### ABOUT THIS EXERCISE
Start to finish, print the entries exactly, and carry none of the pictures over.

(Saved entries)
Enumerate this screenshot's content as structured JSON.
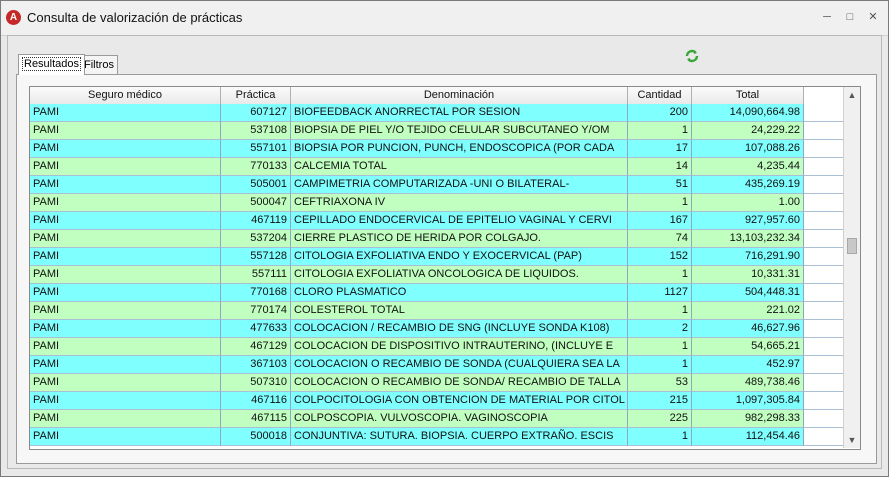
{
  "window": {
    "title": "Consulta de valorización de prácticas",
    "icon": "app-logo-icon"
  },
  "tabs": [
    {
      "label": "Resultados",
      "active": true
    },
    {
      "label": "Filtros",
      "active": false
    }
  ],
  "colors": {
    "row_cyan": "#80ffff",
    "row_green": "#c0ffc0"
  },
  "grid": {
    "columns": [
      "Seguro médico",
      "Práctica",
      "Denominación",
      "Cantidad",
      "Total"
    ],
    "rows": [
      [
        "PAMI",
        "607127",
        "BIOFEEDBACK ANORRECTAL POR SESION",
        "200",
        "14,090,664.98"
      ],
      [
        "PAMI",
        "537108",
        "BIOPSIA DE PIEL Y/O TEJIDO CELULAR SUBCUTANEO Y/OM",
        "1",
        "24,229.22"
      ],
      [
        "PAMI",
        "557101",
        "BIOPSIA POR PUNCION, PUNCH, ENDOSCOPICA (POR CADA",
        "17",
        "107,088.26"
      ],
      [
        "PAMI",
        "770133",
        "CALCEMIA TOTAL",
        "14",
        "4,235.44"
      ],
      [
        "PAMI",
        "505001",
        "CAMPIMETRIA COMPUTARIZADA -UNI O BILATERAL-",
        "51",
        "435,269.19"
      ],
      [
        "PAMI",
        "500047",
        "CEFTRIAXONA IV",
        "1",
        "1.00"
      ],
      [
        "PAMI",
        "467119",
        "CEPILLADO ENDOCERVICAL DE EPITELIO VAGINAL Y CERVI",
        "167",
        "927,957.60"
      ],
      [
        "PAMI",
        "537204",
        "CIERRE PLASTICO DE HERIDA POR COLGAJO.",
        "74",
        "13,103,232.34"
      ],
      [
        "PAMI",
        "557128",
        "CITOLOGIA EXFOLIATIVA ENDO Y EXOCERVICAL (PAP)",
        "152",
        "716,291.90"
      ],
      [
        "PAMI",
        "557111",
        "CITOLOGIA EXFOLIATIVA ONCOLOGICA DE LIQUIDOS.",
        "1",
        "10,331.31"
      ],
      [
        "PAMI",
        "770168",
        "CLORO PLASMATICO",
        "1127",
        "504,448.31"
      ],
      [
        "PAMI",
        "770174",
        "COLESTEROL TOTAL",
        "1",
        "221.02"
      ],
      [
        "PAMI",
        "477633",
        "COLOCACION / RECAMBIO DE SNG (INCLUYE SONDA K108)",
        "2",
        "46,627.96"
      ],
      [
        "PAMI",
        "467129",
        "COLOCACION DE DISPOSITIVO INTRAUTERINO, (INCLUYE E",
        "1",
        "54,665.21"
      ],
      [
        "PAMI",
        "367103",
        "COLOCACION O RECAMBIO DE SONDA (CUALQUIERA SEA LA",
        "1",
        "452.97"
      ],
      [
        "PAMI",
        "507310",
        "COLOCACION O RECAMBIO DE SONDA/ RECAMBIO DE TALLA",
        "53",
        "489,738.46"
      ],
      [
        "PAMI",
        "467116",
        "COLPOCITOLOGIA CON OBTENCION DE MATERIAL POR CITOL",
        "215",
        "1,097,305.84"
      ],
      [
        "PAMI",
        "467115",
        "COLPOSCOPIA. VULVOSCOPIA. VAGINOSCOPIA",
        "225",
        "982,298.33"
      ],
      [
        "PAMI",
        "500018",
        "CONJUNTIVA: SUTURA. BIOPSIA. CUERPO EXTRAÑO. ESCIS",
        "1",
        "112,454.46"
      ]
    ]
  }
}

### SOLUTION FOR THIS TASK
Enumerate this screenshot's content as structured JSON.
{
  "window": {
    "title": "Consulta de valorización de prácticas",
    "icon": "app-logo-icon"
  },
  "tabs": [
    {
      "label": "Resultados",
      "active": true
    },
    {
      "label": "Filtros",
      "active": false
    }
  ],
  "colors": {
    "row_cyan": "#80ffff",
    "row_green": "#c0ffc0"
  },
  "grid": {
    "columns": [
      "Seguro médico",
      "Práctica",
      "Denominación",
      "Cantidad",
      "Total"
    ],
    "rows": [
      [
        "PAMI",
        "607127",
        "BIOFEEDBACK ANORRECTAL POR SESION",
        "200",
        "14,090,664.98"
      ],
      [
        "PAMI",
        "537108",
        "BIOPSIA DE PIEL Y/O TEJIDO CELULAR SUBCUTANEO Y/OM",
        "1",
        "24,229.22"
      ],
      [
        "PAMI",
        "557101",
        "BIOPSIA POR PUNCION, PUNCH, ENDOSCOPICA (POR CADA",
        "17",
        "107,088.26"
      ],
      [
        "PAMI",
        "770133",
        "CALCEMIA TOTAL",
        "14",
        "4,235.44"
      ],
      [
        "PAMI",
        "505001",
        "CAMPIMETRIA COMPUTARIZADA -UNI O BILATERAL-",
        "51",
        "435,269.19"
      ],
      [
        "PAMI",
        "500047",
        "CEFTRIAXONA IV",
        "1",
        "1.00"
      ],
      [
        "PAMI",
        "467119",
        "CEPILLADO ENDOCERVICAL DE EPITELIO VAGINAL Y CERVI",
        "167",
        "927,957.60"
      ],
      [
        "PAMI",
        "537204",
        "CIERRE PLASTICO DE HERIDA POR COLGAJO.",
        "74",
        "13,103,232.34"
      ],
      [
        "PAMI",
        "557128",
        "CITOLOGIA EXFOLIATIVA ENDO Y EXOCERVICAL (PAP)",
        "152",
        "716,291.90"
      ],
      [
        "PAMI",
        "557111",
        "CITOLOGIA EXFOLIATIVA ONCOLOGICA DE LIQUIDOS.",
        "1",
        "10,331.31"
      ],
      [
        "PAMI",
        "770168",
        "CLORO PLASMATICO",
        "1127",
        "504,448.31"
      ],
      [
        "PAMI",
        "770174",
        "COLESTEROL TOTAL",
        "1",
        "221.02"
      ],
      [
        "PAMI",
        "477633",
        "COLOCACION / RECAMBIO DE SNG (INCLUYE SONDA K108)",
        "2",
        "46,627.96"
      ],
      [
        "PAMI",
        "467129",
        "COLOCACION DE DISPOSITIVO INTRAUTERINO, (INCLUYE E",
        "1",
        "54,665.21"
      ],
      [
        "PAMI",
        "367103",
        "COLOCACION O RECAMBIO DE SONDA (CUALQUIERA SEA LA",
        "1",
        "452.97"
      ],
      [
        "PAMI",
        "507310",
        "COLOCACION O RECAMBIO DE SONDA/ RECAMBIO DE TALLA",
        "53",
        "489,738.46"
      ],
      [
        "PAMI",
        "467116",
        "COLPOCITOLOGIA CON OBTENCION DE MATERIAL POR CITOL",
        "215",
        "1,097,305.84"
      ],
      [
        "PAMI",
        "467115",
        "COLPOSCOPIA. VULVOSCOPIA. VAGINOSCOPIA",
        "225",
        "982,298.33"
      ],
      [
        "PAMI",
        "500018",
        "CONJUNTIVA: SUTURA. BIOPSIA. CUERPO EXTRAÑO. ESCIS",
        "1",
        "112,454.46"
      ]
    ]
  }
}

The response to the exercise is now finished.